by William H. Parker, Rachel L. Parker
Breast Cancer: Myths & Facts: What You Need to Know
by S. Eva Singletary
Breast Cancer: The Notebook
by Julia Chiappetta
Coming Out of Cancer: Writings from the Lesbian Cancer Epidemic
by Victoria A. Brownworth
Complete Book of Breast Care
by Niels H. Lauersen M.D. Ph.D
Dr. Susan Love’s Menopause and Hormone Book: Making Informed Choices
by Susan M. Love, Karen Lindsey
Intimacy After Cancer: A Woman’s Guide
by Dr. Sally Kydd, Dana Rowett
Living in the Postmastectomy Body: Learning to Live in and Love Your Body Again
by Rebecca L. Zuckweiler
Not Just One in Eight: Stories of Breast Cancer Survivors and Their Families
by Barbara F. Stevens
Speak the Language of Healing: A New Approach to Breast Cancer
by Susan Kuner, Carol Matzkin Orsborn, Linda Quigley, Karen Leigh Stroup
The Breast Cancer Prevention and Recovery Diet
by Suzannah Olivier
A Woman’s Decision: Breast Care, Treatment and Reconstruction
by Karen Berger, John Bostwick III M.D.
American Cancer Society
American Cancer Society
Comprehensive Health Enhancement Support System (CHESS) “Living with Breast Cancer”
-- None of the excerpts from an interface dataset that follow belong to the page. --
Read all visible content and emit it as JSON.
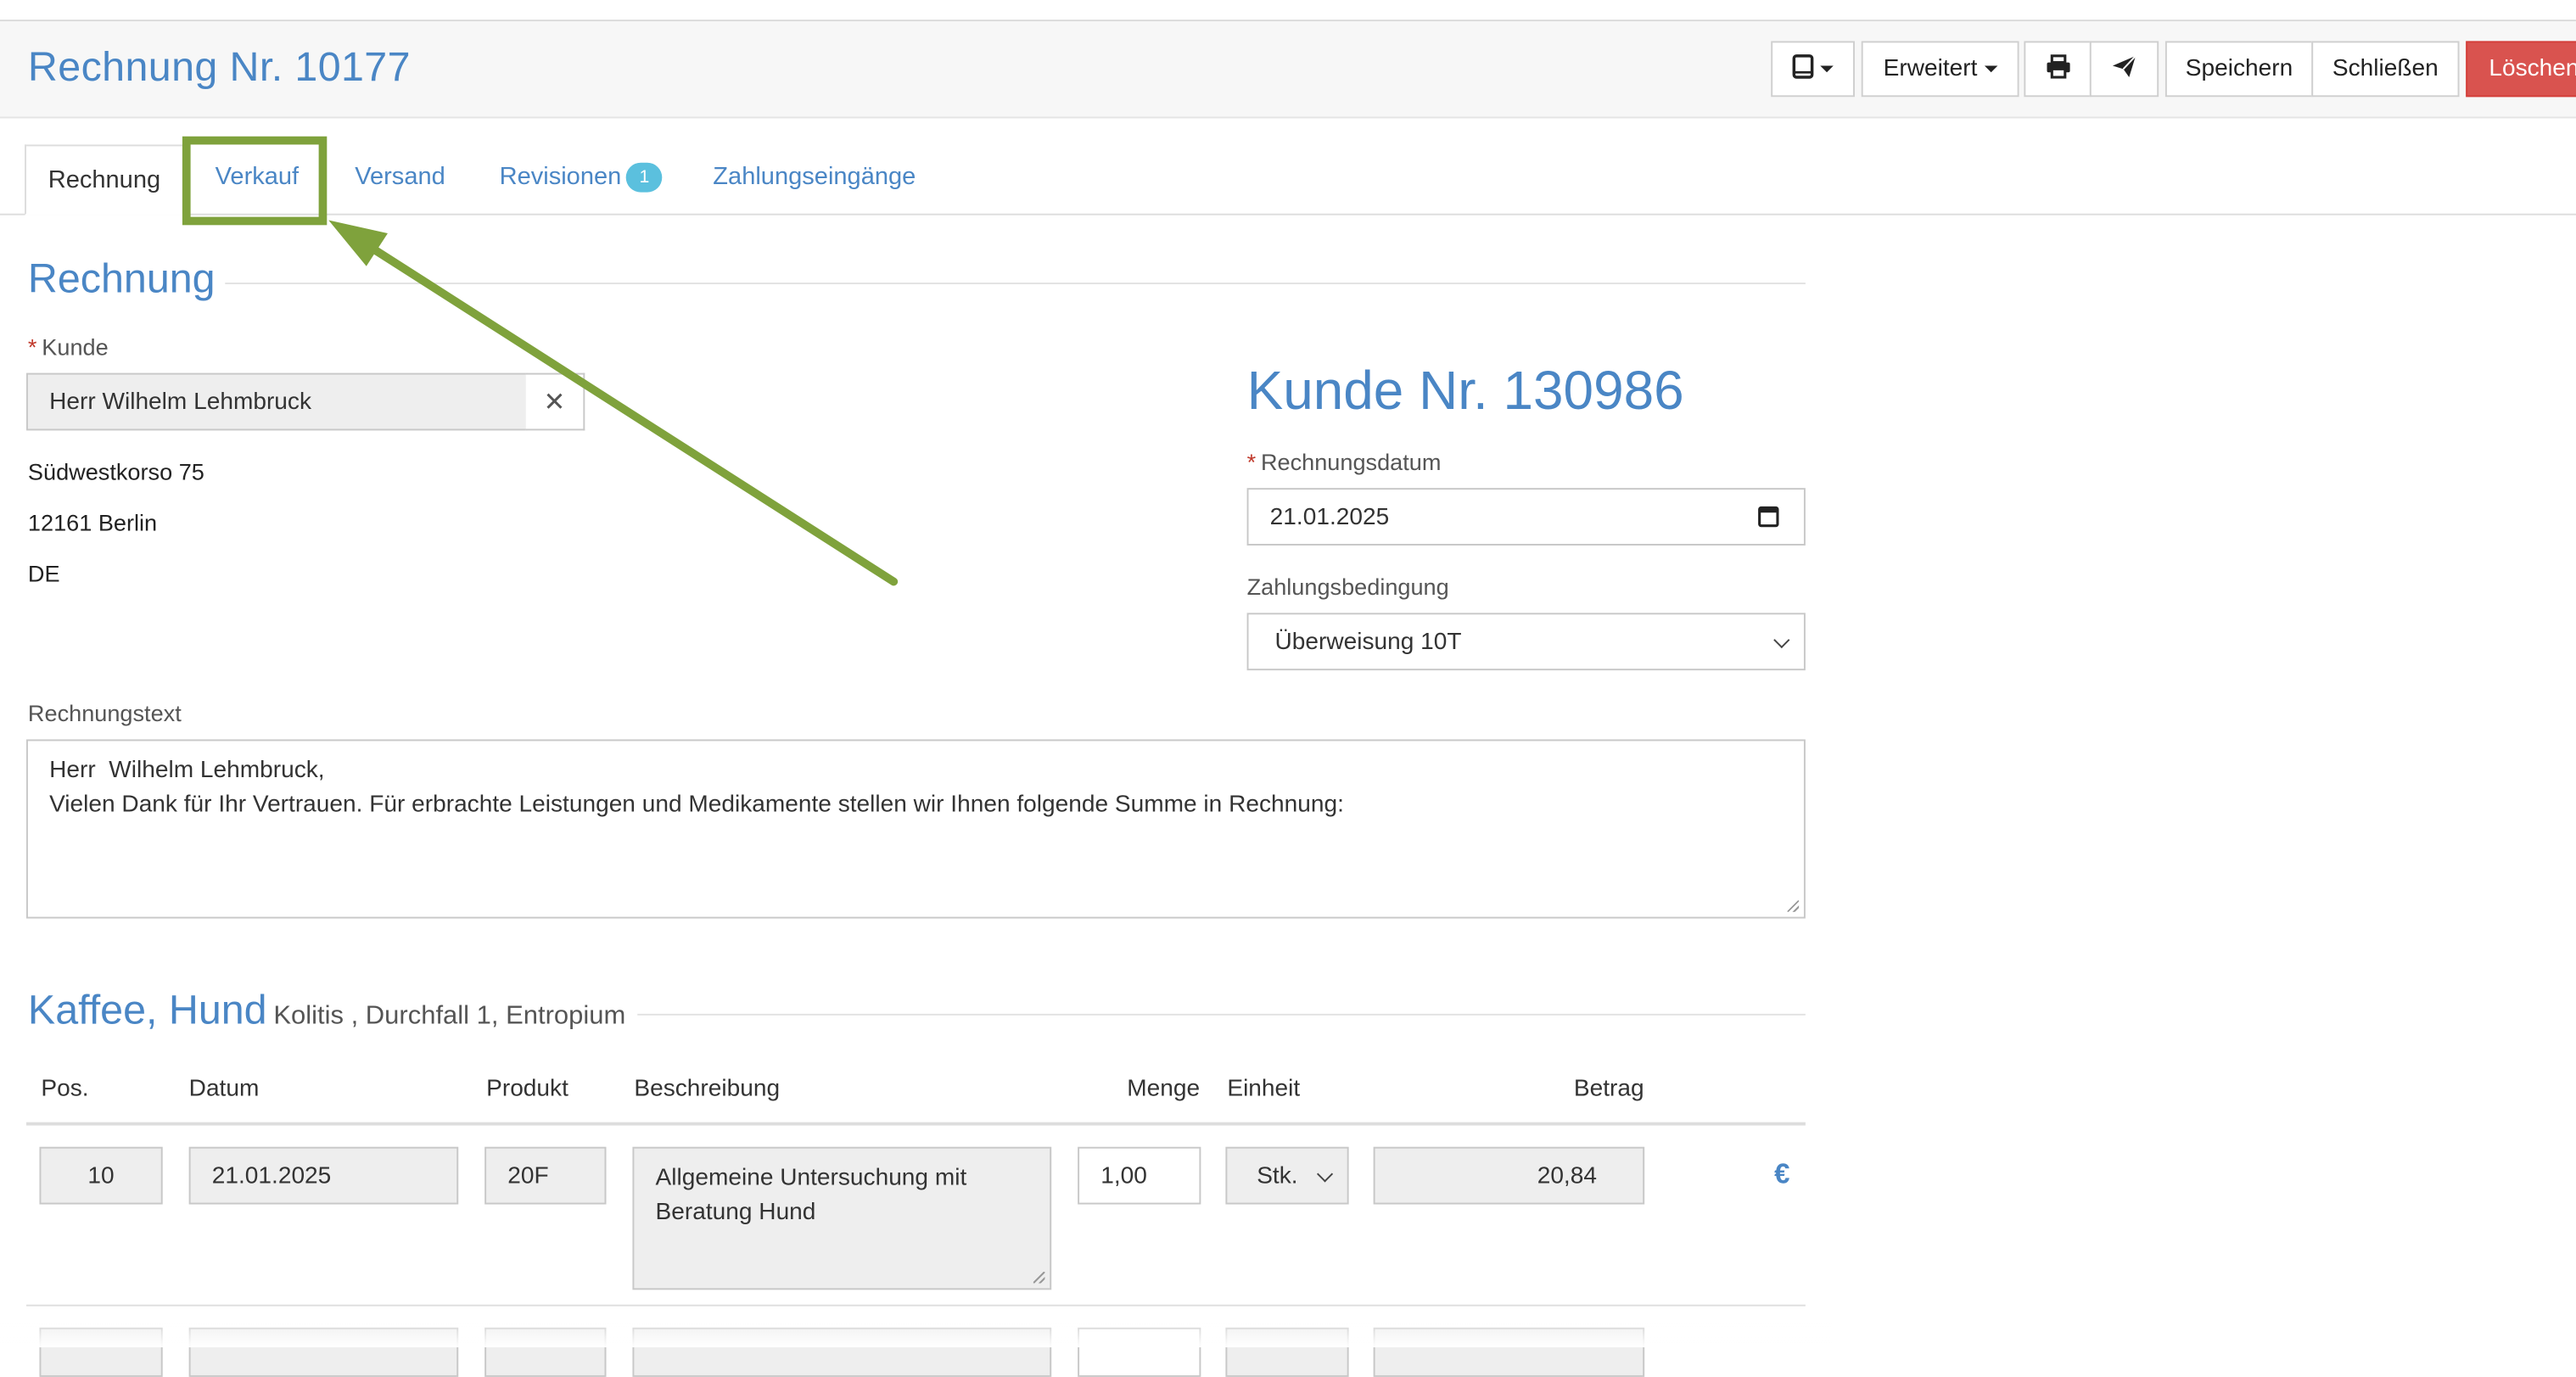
{
  "header": {
    "title": "Rechnung Nr. 10177",
    "buttons": {
      "erweitert": "Erweitert",
      "speichern": "Speichern",
      "schliessen": "Schließen",
      "loeschen": "Löschen"
    },
    "icons": [
      "tablet-icon",
      "print-icon",
      "send-icon"
    ]
  },
  "tabs": [
    {
      "label": "Rechnung",
      "active": true
    },
    {
      "label": "Verkauf",
      "highlighted": true
    },
    {
      "label": "Versand"
    },
    {
      "label": "Revisionen",
      "badge": "1"
    },
    {
      "label": "Zahlungseingänge"
    }
  ],
  "rechnung": {
    "section_title": "Rechnung",
    "kunde_label": "Kunde",
    "kunde_value": "Herr Wilhelm Lehmbruck",
    "address": [
      "Südwestkorso 75",
      "12161 Berlin",
      "DE"
    ],
    "kunde_nr": "Kunde Nr. 130986",
    "rechnungsdatum_label": "Rechnungsdatum",
    "rechnungsdatum_value": "21.01.2025",
    "zahlungsbedingung_label": "Zahlungsbedingung",
    "zahlungsbedingung_value": "Überweisung 10T",
    "rechnungstext_label": "Rechnungstext",
    "rechnungstext_lines": [
      "Herr  Wilhelm Lehmbruck,",
      "",
      "Vielen Dank für Ihr Vertrauen. Für erbrachte Leistungen und Medikamente stellen wir Ihnen folgende Summe in Rechnung:"
    ]
  },
  "patient": {
    "name": "Kaffee, Hund",
    "details": "Kolitis , Durchfall 1, Entropium"
  },
  "table": {
    "headers": {
      "pos": "Pos.",
      "datum": "Datum",
      "produkt": "Produkt",
      "beschreibung": "Beschreibung",
      "menge": "Menge",
      "einheit": "Einheit",
      "betrag": "Betrag"
    },
    "rows": [
      {
        "pos": "10",
        "datum": "21.01.2025",
        "produkt": "20F",
        "beschreibung": "Allgemeine Untersuchung mit Beratung Hund",
        "menge": "1,00",
        "einheit": "Stk.",
        "betrag": "20,84",
        "currency": "€"
      }
    ]
  },
  "colors": {
    "accent": "#4a86c5",
    "danger": "#d9534f",
    "highlight": "#7fa23c",
    "badge": "#5bc0de"
  }
}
Living Beyond Breast Cancer Medical Issues
Address: 354 West Lancaster Avenue., Suite 224
Haverford, PA 19041